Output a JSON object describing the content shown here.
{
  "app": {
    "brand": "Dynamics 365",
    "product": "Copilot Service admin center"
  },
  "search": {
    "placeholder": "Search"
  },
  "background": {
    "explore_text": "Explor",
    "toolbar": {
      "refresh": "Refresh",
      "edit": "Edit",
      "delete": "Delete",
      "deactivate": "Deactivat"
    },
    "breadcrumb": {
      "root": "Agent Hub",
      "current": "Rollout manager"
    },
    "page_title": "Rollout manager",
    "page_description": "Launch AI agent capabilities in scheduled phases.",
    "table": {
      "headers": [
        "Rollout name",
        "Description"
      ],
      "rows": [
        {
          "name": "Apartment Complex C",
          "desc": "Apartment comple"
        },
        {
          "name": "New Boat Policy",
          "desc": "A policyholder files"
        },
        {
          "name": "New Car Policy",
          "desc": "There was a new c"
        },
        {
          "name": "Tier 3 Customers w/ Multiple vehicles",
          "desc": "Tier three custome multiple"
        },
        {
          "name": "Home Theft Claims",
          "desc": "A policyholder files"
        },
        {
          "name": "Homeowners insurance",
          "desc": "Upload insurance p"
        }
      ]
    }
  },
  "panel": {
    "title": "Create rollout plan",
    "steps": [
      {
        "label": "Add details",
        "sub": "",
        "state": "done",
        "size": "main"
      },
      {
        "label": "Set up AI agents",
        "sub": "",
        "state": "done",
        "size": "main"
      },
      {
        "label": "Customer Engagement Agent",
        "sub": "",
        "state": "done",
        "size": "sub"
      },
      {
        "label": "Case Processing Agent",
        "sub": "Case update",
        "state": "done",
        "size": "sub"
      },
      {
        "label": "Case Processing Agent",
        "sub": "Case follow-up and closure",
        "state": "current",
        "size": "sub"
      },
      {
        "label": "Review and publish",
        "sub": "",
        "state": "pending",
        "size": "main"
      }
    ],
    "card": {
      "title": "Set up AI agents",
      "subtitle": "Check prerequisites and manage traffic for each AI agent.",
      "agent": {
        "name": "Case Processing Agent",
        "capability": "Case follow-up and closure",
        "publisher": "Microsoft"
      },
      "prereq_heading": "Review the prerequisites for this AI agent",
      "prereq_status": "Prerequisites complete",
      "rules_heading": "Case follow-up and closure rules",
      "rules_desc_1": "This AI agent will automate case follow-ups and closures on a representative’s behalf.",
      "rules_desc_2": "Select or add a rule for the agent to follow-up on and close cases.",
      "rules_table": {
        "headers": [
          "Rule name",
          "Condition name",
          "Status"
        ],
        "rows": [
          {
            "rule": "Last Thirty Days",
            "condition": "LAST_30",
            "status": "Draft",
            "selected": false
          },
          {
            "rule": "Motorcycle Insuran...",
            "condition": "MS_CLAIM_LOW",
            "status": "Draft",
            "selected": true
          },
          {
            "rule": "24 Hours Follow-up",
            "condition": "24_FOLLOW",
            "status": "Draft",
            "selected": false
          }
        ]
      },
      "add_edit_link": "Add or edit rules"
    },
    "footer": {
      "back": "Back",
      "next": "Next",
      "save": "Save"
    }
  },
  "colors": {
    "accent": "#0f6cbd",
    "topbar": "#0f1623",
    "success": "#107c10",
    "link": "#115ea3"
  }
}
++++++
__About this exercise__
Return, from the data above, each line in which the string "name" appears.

__Answer for the task__
        "Rollout name",
          "name": "Apartment Complex C",
          "name": "New Boat Policy",
          "name": "New Car Policy",
          "name": "Tier 3 Customers w/ Multiple vehicles",
          "name": "Home Theft Claims",
          "name": "Homeowners insurance",
        "name": "Case Processing Agent",
          "Rule name",
          "Condition name",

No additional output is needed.